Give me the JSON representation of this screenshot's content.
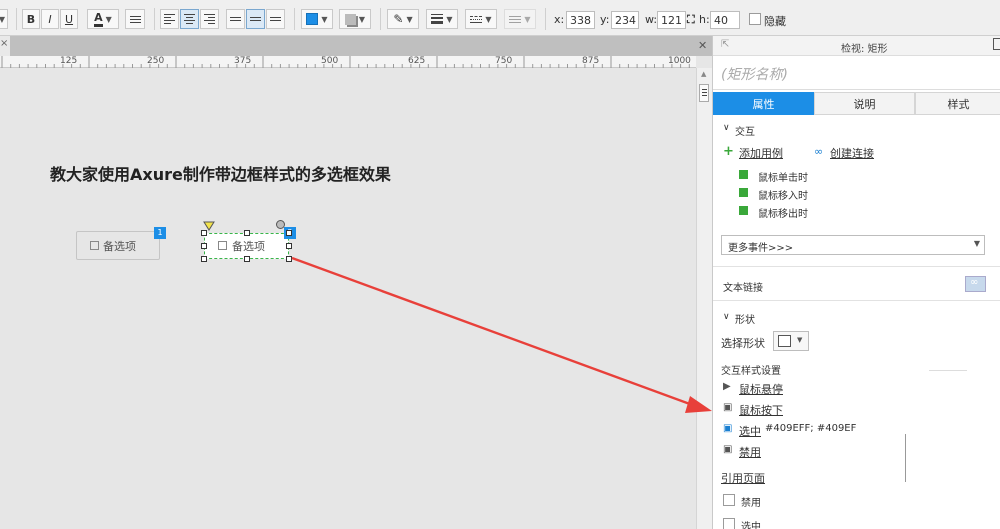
{
  "toolbar": {
    "bold": "B",
    "italic": "I",
    "underline": "U",
    "font_color": "A",
    "x_label": "x:",
    "x_value": "338",
    "y_label": "y:",
    "y_value": "234",
    "w_label": "w:",
    "w_value": "121",
    "h_label": "h:",
    "h_value": "40",
    "hidden_label": "隐藏",
    "fill_color": "#1c8ee6"
  },
  "ruler": {
    "ticks": [
      "125",
      "250",
      "375",
      "500",
      "625",
      "750",
      "875",
      "1000"
    ]
  },
  "canvas": {
    "title": "教大家使用Axure制作带边框样式的多选框效果",
    "checkbox1_label": "备选项",
    "checkbox1_badge": "1",
    "checkbox2_label": "备选项",
    "checkbox2_badge": "2"
  },
  "panel": {
    "header_title": "检视: 矩形",
    "shape_name_placeholder": "(矩形名称)",
    "tabs": [
      "属性",
      "说明",
      "样式"
    ],
    "interaction_section": "交互",
    "add_case": "添加用例",
    "create_link": "创建连接",
    "events": [
      "鼠标单击时",
      "鼠标移入时",
      "鼠标移出时"
    ],
    "more_events": "更多事件>>>",
    "text_link": "文本链接",
    "shape_section": "形状",
    "select_shape": "选择形状",
    "interaction_styles": "交互样式设置",
    "mouse_hover": "鼠标悬停",
    "mouse_down": "鼠标按下",
    "selected": "选中",
    "selected_value": "#409EFF; #409EF",
    "disabled": "禁用",
    "reference_page": "引用页面",
    "disabled_check": "禁用",
    "selected_check": "选中"
  },
  "colors": {
    "accent": "#1c8ee6",
    "arrow": "#e8403a",
    "link": "#1a7fd1"
  }
}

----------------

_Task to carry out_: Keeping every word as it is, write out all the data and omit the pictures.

_Task output_:
Give me the JSON representation of this screenshot's content.
{
  "toolbar": {
    "bold": "B",
    "italic": "I",
    "underline": "U",
    "font_color": "A",
    "x_label": "x:",
    "x_value": "338",
    "y_label": "y:",
    "y_value": "234",
    "w_label": "w:",
    "w_value": "121",
    "h_label": "h:",
    "h_value": "40",
    "hidden_label": "隐藏",
    "fill_color": "#1c8ee6"
  },
  "ruler": {
    "ticks": [
      "125",
      "250",
      "375",
      "500",
      "625",
      "750",
      "875",
      "1000"
    ]
  },
  "canvas": {
    "title": "教大家使用Axure制作带边框样式的多选框效果",
    "checkbox1_label": "备选项",
    "checkbox1_badge": "1",
    "checkbox2_label": "备选项",
    "checkbox2_badge": "2"
  },
  "panel": {
    "header_title": "检视: 矩形",
    "shape_name_placeholder": "(矩形名称)",
    "tabs": [
      "属性",
      "说明",
      "样式"
    ],
    "interaction_section": "交互",
    "add_case": "添加用例",
    "create_link": "创建连接",
    "events": [
      "鼠标单击时",
      "鼠标移入时",
      "鼠标移出时"
    ],
    "more_events": "更多事件>>>",
    "text_link": "文本链接",
    "shape_section": "形状",
    "select_shape": "选择形状",
    "interaction_styles": "交互样式设置",
    "mouse_hover": "鼠标悬停",
    "mouse_down": "鼠标按下",
    "selected": "选中",
    "selected_value": "#409EFF; #409EF",
    "disabled": "禁用",
    "reference_page": "引用页面",
    "disabled_check": "禁用",
    "selected_check": "选中"
  },
  "colors": {
    "accent": "#1c8ee6",
    "arrow": "#e8403a",
    "link": "#1a7fd1"
  }
}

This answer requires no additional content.